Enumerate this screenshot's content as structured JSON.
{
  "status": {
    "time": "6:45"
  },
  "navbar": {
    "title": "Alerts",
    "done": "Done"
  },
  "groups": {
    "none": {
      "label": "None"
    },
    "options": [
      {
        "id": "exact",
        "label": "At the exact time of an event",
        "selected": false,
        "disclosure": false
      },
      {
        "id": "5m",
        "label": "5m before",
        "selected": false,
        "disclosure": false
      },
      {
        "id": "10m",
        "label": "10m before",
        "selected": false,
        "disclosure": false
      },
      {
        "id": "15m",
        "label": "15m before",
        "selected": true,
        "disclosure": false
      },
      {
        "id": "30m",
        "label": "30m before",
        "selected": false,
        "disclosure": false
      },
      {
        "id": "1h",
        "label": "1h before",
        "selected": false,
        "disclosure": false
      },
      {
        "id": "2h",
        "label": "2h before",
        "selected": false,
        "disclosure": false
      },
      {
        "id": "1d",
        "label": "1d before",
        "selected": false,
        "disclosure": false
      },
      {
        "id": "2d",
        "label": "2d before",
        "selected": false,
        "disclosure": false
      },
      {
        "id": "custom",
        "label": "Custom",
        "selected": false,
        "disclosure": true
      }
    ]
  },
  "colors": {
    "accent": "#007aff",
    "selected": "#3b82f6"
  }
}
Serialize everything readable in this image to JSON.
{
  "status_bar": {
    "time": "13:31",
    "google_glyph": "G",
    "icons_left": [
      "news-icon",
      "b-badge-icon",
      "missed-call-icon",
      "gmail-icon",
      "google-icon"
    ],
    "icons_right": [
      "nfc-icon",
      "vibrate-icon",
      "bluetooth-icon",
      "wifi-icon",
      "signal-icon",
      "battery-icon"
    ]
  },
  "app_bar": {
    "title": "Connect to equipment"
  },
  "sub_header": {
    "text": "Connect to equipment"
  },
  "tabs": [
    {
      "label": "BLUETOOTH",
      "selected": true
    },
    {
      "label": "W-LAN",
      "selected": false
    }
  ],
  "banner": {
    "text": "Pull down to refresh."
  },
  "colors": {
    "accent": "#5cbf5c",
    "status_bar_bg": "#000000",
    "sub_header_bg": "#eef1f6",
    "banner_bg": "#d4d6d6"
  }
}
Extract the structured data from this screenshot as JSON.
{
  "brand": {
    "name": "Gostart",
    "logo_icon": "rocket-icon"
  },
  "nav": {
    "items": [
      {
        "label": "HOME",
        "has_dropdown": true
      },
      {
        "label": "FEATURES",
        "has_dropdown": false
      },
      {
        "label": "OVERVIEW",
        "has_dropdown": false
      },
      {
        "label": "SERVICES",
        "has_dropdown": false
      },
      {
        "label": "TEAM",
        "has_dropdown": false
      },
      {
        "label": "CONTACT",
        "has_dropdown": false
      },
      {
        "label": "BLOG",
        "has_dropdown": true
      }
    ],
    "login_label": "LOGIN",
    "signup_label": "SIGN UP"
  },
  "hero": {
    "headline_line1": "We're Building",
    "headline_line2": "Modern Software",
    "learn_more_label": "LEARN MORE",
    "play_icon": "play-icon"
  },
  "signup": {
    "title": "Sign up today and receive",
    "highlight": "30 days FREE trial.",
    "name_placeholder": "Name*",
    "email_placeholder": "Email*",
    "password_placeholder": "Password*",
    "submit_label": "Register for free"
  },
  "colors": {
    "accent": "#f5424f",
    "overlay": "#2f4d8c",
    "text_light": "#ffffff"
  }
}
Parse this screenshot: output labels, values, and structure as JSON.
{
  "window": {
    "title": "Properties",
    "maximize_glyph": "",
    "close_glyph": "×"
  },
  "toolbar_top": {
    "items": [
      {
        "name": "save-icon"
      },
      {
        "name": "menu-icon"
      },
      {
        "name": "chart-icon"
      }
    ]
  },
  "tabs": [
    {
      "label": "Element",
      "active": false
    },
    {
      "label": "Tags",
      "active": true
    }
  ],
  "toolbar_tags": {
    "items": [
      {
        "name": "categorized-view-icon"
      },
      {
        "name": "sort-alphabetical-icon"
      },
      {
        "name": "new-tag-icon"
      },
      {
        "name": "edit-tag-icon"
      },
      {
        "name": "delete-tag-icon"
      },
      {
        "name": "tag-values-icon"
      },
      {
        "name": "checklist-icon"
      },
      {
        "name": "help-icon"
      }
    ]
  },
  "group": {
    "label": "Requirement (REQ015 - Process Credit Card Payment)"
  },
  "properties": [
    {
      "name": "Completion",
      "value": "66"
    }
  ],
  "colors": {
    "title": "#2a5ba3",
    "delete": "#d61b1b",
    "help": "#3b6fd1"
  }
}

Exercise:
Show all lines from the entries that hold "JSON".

Response to this exercise:
Enumerate this screenshot's content as structured JSON.
Serialize everything readable in this image to JSON.
Extract the structured data from this screenshot as JSON.
Parse this screenshot: output labels, values, and structure as JSON.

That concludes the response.